**WHAT TO WORK ON**
An exact, complete copy of the entries below is required, minus any pictures.

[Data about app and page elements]

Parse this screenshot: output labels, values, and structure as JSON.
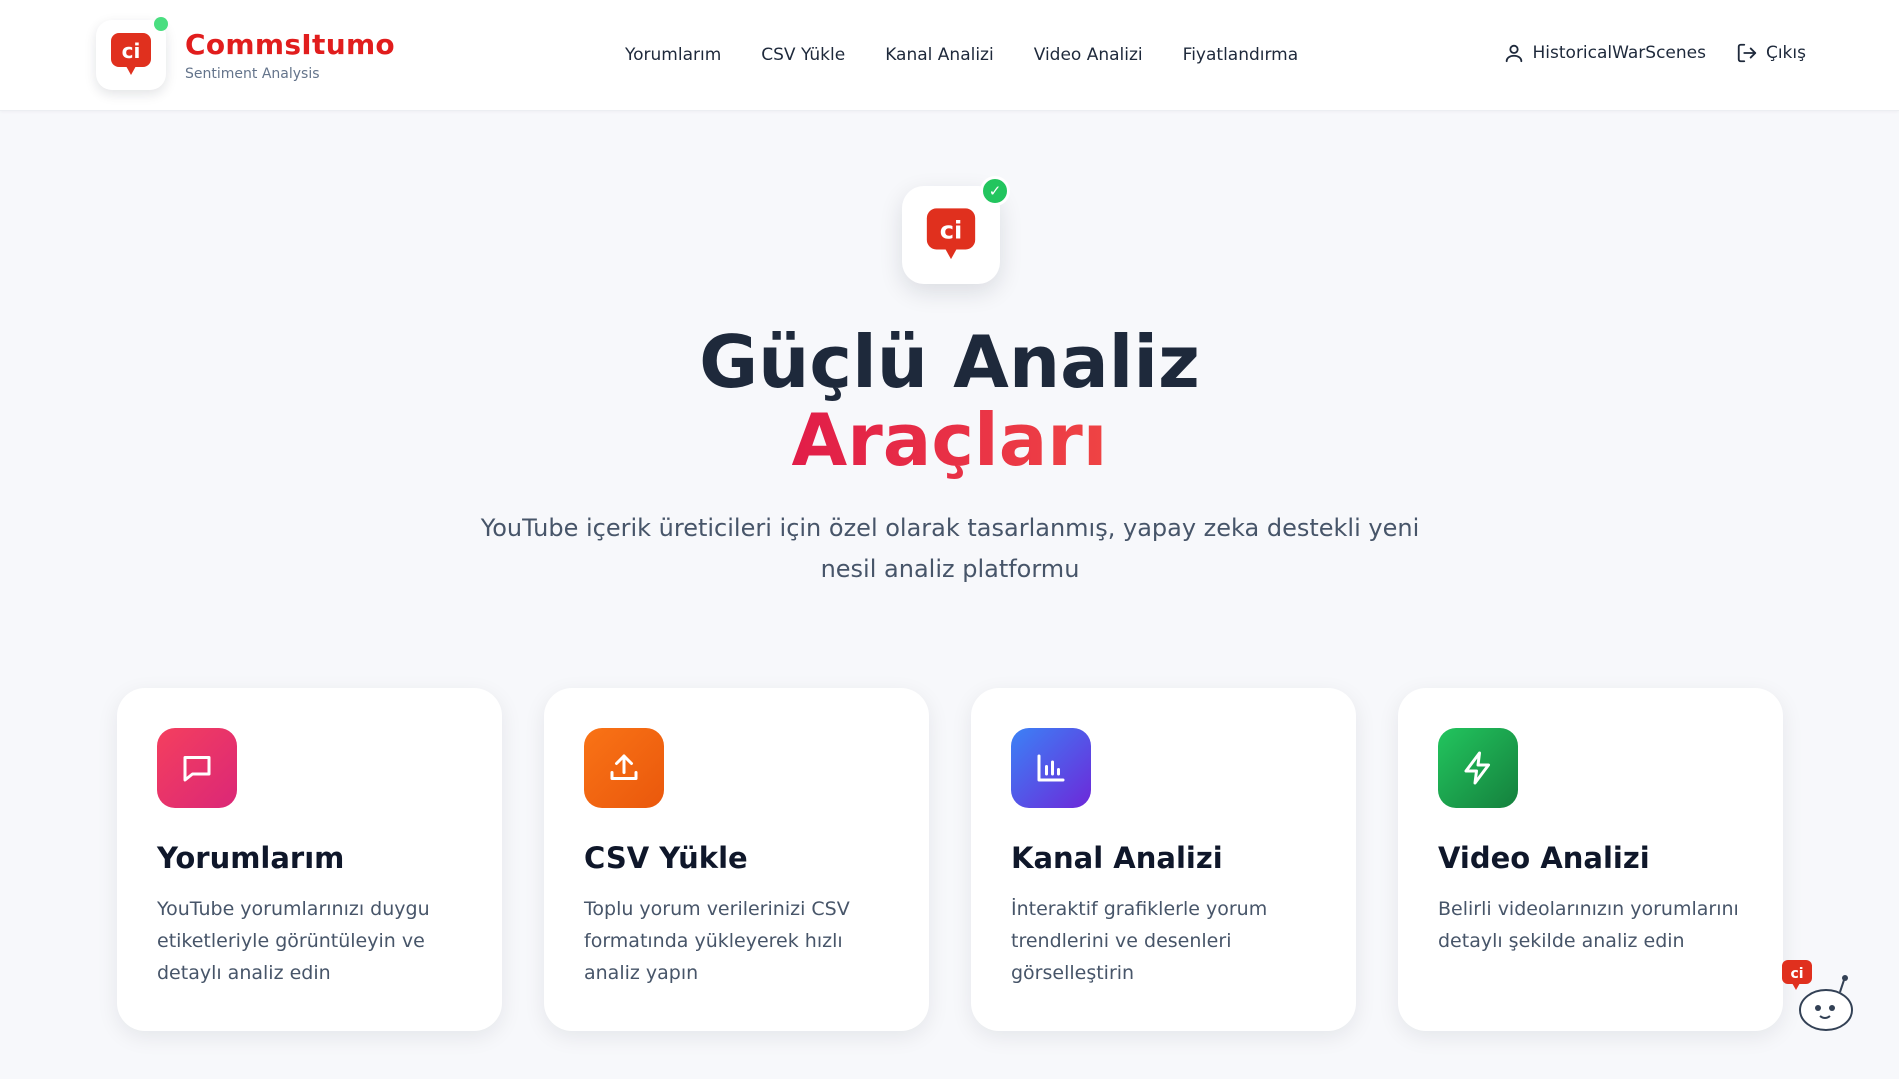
{
  "brand": {
    "name": "CommsItumo",
    "subtitle": "Sentiment Analysis",
    "logo_text": "ci"
  },
  "nav": {
    "items": [
      {
        "label": "Yorumlarım"
      },
      {
        "label": "CSV Yükle"
      },
      {
        "label": "Kanal Analizi"
      },
      {
        "label": "Video Analizi"
      },
      {
        "label": "Fiyatlandırma"
      }
    ]
  },
  "user": {
    "name": "HistoricalWarScenes",
    "logout_label": "Çıkış",
    "user_icon": "user-icon",
    "logout_icon": "logout-icon"
  },
  "hero": {
    "logo_text": "ci",
    "check": "✓",
    "title_line1": "Güçlü Analiz",
    "title_line2": "Araçları",
    "description": "YouTube içerik üreticileri için özel olarak tasarlanmış, yapay zeka destekli yeni nesil analiz platformu"
  },
  "cards": [
    {
      "title": "Yorumlarım",
      "description": "YouTube yorumlarınızı duygu etiketleriyle görüntüleyin ve detaylı analiz edin",
      "icon": "message-icon",
      "color": "#e11d48"
    },
    {
      "title": "CSV Yükle",
      "description": "Toplu yorum verilerinizi CSV formatında yükleyerek hızlı analiz yapın",
      "icon": "upload-icon",
      "color": "#f97316"
    },
    {
      "title": "Kanal Analizi",
      "description": "İnteraktif grafiklerle yorum trendlerini ve desenleri görselleştirin",
      "icon": "bar-chart-icon",
      "color": "#4f46e5"
    },
    {
      "title": "Video Analizi",
      "description": "Belirli videolarınızın yorumlarını detaylı şekilde analiz edin",
      "icon": "lightning-icon",
      "color": "#16a34a"
    }
  ],
  "mascot": {
    "logo_text": "ci"
  },
  "colors": {
    "brand_red": "#e11d1d",
    "online_dot": "#4ade80",
    "check_green": "#22c55e"
  }
}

**EXERCISE SOLUTION**
Parse this screenshot: output labels, values, and structure as JSON.
{
  "brand": {
    "name": "CommsItumo",
    "subtitle": "Sentiment Analysis",
    "logo_text": "ci"
  },
  "nav": {
    "items": [
      {
        "label": "Yorumlarım"
      },
      {
        "label": "CSV Yükle"
      },
      {
        "label": "Kanal Analizi"
      },
      {
        "label": "Video Analizi"
      },
      {
        "label": "Fiyatlandırma"
      }
    ]
  },
  "user": {
    "name": "HistoricalWarScenes",
    "logout_label": "Çıkış",
    "user_icon": "user-icon",
    "logout_icon": "logout-icon"
  },
  "hero": {
    "logo_text": "ci",
    "check": "✓",
    "title_line1": "Güçlü Analiz",
    "title_line2": "Araçları",
    "description": "YouTube içerik üreticileri için özel olarak tasarlanmış, yapay zeka destekli yeni nesil analiz platformu"
  },
  "cards": [
    {
      "title": "Yorumlarım",
      "description": "YouTube yorumlarınızı duygu etiketleriyle görüntüleyin ve detaylı analiz edin",
      "icon": "message-icon",
      "color": "#e11d48"
    },
    {
      "title": "CSV Yükle",
      "description": "Toplu yorum verilerinizi CSV formatında yükleyerek hızlı analiz yapın",
      "icon": "upload-icon",
      "color": "#f97316"
    },
    {
      "title": "Kanal Analizi",
      "description": "İnteraktif grafiklerle yorum trendlerini ve desenleri görselleştirin",
      "icon": "bar-chart-icon",
      "color": "#4f46e5"
    },
    {
      "title": "Video Analizi",
      "description": "Belirli videolarınızın yorumlarını detaylı şekilde analiz edin",
      "icon": "lightning-icon",
      "color": "#16a34a"
    }
  ],
  "mascot": {
    "logo_text": "ci"
  },
  "colors": {
    "brand_red": "#e11d1d",
    "online_dot": "#4ade80",
    "check_green": "#22c55e"
  }
}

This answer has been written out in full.